Judiciary-Poetry-Logo
JPoetry

ADMISSION OF AN OFFENCE MAY AMOUNT TO SUFFICIENT CORROBORATION

Dictum

Admission of an offence by an accused person to other persons may amount to sufficient corroboration in law. So in R. v. Francis Kufi (1960) WNLR 1, the accused was charged with indecent assault against a young girl of 10 years. It was held, and rightly in my view, that the admission of the offence by the accused to the father of the girl was sufficient corroboration in law.

— Iguh, JSC. Okon Iko v State (2001) – SC.177/2001

Was this dictum helpful?

SHARE ON

ADMITTED NEED NO FURTHER PROOF

As in law what is admitted need no further proof Kamalu v. Umunna (1997) 5 NWLR (Pt.505) 321 at 326.

— O.O. Adekeye, JCA. Omotunde v. Omotunde (2000) – CA/I/M.57/2000

Was this dictum helpful?

ADMISSION IS NOT IPSO FACTO TRUTH OF THE CASE

I may repeat that an admission does not necessarily mean proof of what is contained therein. An admission relied upon by any party is not ipso facto accepted to be the truth by the court once it is not in accordance with the truth of the case. It is the duty of the court to decide the case in accordance with the facts pleaded and proved to be true.

— Olatawura JSC. African Continental Bank Ltd. v. Alhaji Umaru Gwagwada (SC.26/1990, 29 APR 1994)

Was this dictum helpful?

CORROBORATION AND CLASSES OF CRIMINAL CASES

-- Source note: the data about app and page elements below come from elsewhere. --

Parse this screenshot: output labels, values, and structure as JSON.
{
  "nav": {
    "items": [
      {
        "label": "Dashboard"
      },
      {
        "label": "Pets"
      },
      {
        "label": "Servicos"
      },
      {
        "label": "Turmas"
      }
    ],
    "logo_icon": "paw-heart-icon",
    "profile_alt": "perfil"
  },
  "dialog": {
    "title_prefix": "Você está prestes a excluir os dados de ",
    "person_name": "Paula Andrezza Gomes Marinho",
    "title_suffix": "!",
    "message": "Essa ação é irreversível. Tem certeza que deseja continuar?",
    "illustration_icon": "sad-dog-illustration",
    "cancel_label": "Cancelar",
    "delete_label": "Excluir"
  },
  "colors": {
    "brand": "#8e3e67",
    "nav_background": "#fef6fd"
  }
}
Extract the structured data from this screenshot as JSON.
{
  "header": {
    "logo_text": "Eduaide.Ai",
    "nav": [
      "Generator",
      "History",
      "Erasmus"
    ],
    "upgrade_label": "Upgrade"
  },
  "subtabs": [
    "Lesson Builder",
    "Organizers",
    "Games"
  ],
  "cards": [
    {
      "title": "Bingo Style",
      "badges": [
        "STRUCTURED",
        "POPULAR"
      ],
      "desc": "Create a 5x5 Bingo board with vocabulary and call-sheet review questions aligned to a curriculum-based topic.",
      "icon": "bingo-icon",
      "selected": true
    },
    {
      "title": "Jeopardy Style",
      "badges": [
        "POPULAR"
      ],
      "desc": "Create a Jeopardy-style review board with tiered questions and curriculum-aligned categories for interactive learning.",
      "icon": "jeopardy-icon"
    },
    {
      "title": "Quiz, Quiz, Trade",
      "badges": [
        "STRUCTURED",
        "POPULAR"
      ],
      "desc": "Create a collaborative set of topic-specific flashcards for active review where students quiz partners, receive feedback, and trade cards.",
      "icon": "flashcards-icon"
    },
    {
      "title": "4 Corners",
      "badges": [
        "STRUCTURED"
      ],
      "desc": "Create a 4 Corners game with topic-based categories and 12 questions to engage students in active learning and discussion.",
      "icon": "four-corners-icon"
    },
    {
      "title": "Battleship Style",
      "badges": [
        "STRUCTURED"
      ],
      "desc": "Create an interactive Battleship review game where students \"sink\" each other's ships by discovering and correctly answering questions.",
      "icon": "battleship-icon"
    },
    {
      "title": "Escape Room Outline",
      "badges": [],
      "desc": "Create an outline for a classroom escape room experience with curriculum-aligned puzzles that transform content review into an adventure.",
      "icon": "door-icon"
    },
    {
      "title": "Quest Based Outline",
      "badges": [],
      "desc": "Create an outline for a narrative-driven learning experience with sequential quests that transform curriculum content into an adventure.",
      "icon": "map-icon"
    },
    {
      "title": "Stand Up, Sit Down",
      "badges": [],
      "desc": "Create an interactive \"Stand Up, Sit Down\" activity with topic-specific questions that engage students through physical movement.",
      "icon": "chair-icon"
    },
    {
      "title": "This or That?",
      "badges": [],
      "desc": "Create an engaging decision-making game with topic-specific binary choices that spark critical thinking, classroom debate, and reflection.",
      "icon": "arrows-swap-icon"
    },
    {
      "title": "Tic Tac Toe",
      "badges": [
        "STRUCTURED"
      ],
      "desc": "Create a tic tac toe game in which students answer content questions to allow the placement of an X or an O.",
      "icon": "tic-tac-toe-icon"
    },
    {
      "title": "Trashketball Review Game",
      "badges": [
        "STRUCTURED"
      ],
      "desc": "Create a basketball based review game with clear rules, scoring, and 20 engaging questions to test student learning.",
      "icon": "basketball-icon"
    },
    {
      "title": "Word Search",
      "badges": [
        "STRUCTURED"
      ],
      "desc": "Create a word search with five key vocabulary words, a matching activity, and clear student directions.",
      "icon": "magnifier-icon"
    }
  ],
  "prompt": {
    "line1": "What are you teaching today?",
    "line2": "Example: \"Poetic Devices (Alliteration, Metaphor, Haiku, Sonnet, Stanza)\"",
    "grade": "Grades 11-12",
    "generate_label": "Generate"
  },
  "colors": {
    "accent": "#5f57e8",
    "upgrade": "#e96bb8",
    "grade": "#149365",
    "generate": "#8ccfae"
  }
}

I now come to consider the class of criminal cases in which corroboration is required to prove the guilt of the accused. It is common ground that in all cases where the law provides that corroboration is necessary, a conviction of an accused can only be valid when there is such corroborative evidence. That is the case where statutory corroboration is required. But there are other cases in which though there is no statutory requirement for corroboration, yet as a matter of practice, corroboration though not essential, is almost always required before conviction. The latter is mostly in cases of evidence on oath. Any witness in any of these categories would conveniently be regarded as “suspect” witness and that is why the law requires that if any conviction is to be based on their evidence, the Judge must warn himself or the jury as the case may be, of the danger of convicting on the uncorroborated evidence of such witness. Lord Diplock in D.P.P. v. Hester (supra) explained the danger sought to be cleared by this rule when he said on P.244 of the report that:- ‘The danger sought to be obviated by the common law rule in each of these three categories of witnesses is that the story told by the witness may be inaccurate for reasons not applicable to other competent witnesses, whether the risk be of deliberate inaccuracy, as in the case of accomplices, or unintentional inaccuracy, as in the case of children and some complainants in cases of sexual offences. What is looked for under the common law rule is confirmation from some other source that the suspect witness is telling the truth in some part of his story which goes to show that the accused committed the offence with which he is charged.’

— Kalgo, J.S.C. Okon Iko v State (2001) – SC.177/2001

Was this dictum helpful?

MEANING OF ADMISSION IN LAW

In law, admission: is a concession or voluntary acknowledgement made by a party of the existence of certain facts; a statement made by a party of the existence of a fact which is relevant to the cause of his adversary; a voluntary acknowledgment made by a party of the existence of the truth of certain facts which are inconsistent with his claims in an action.

— O.F. Ogbuinya, JCA. Impact Solutions v. International Breweries (2018) – CA/AK/122/2016

Was this dictum helpful?

WHERE FACT NOT COUNTERED IN LAW, IT IS DEEMED ADMITTED

In the two separate counter-affidavits filed by the appellant in response to the affidavits in support of the Notices of intention to rely upon Preliminary Objection by the respondents there is no averments which countered the facts deposed to by the respondents in their respective affidavits in support as summarised above. The law is well settled that any fact which has not been categorically countered or denied by a party, that fact is deemed admitted in law by the other party. See: Nzeribe v. Dave Eng, Co. Ltd (1994) 8 NWLR (Pt.361) 124; Omoregbe v. Lawani (1980) 3-4 SC 108. See also section 75 of the Evidence Act, LFN, Cap.112, 1990.

— I.T. Muhammad, JSC. EFET v INEC (SC.207/2009, 28 January 2011)

Was this dictum helpful?

WHAT IS CORROBORATION

In Dagayya v. The State (2006) 7 NWLR (Pt 980) 637 held thus: “Corroboration entails the act of supporting or strengthening a statement of a witness by fresh evidence of another witness. Corroboration does not mean that the witness corroborating must use the exact or very like words, unless the matter involves some arithmetic”. PER TOBI J.S.C.

Was this dictum helpful?

No more related dictum to show.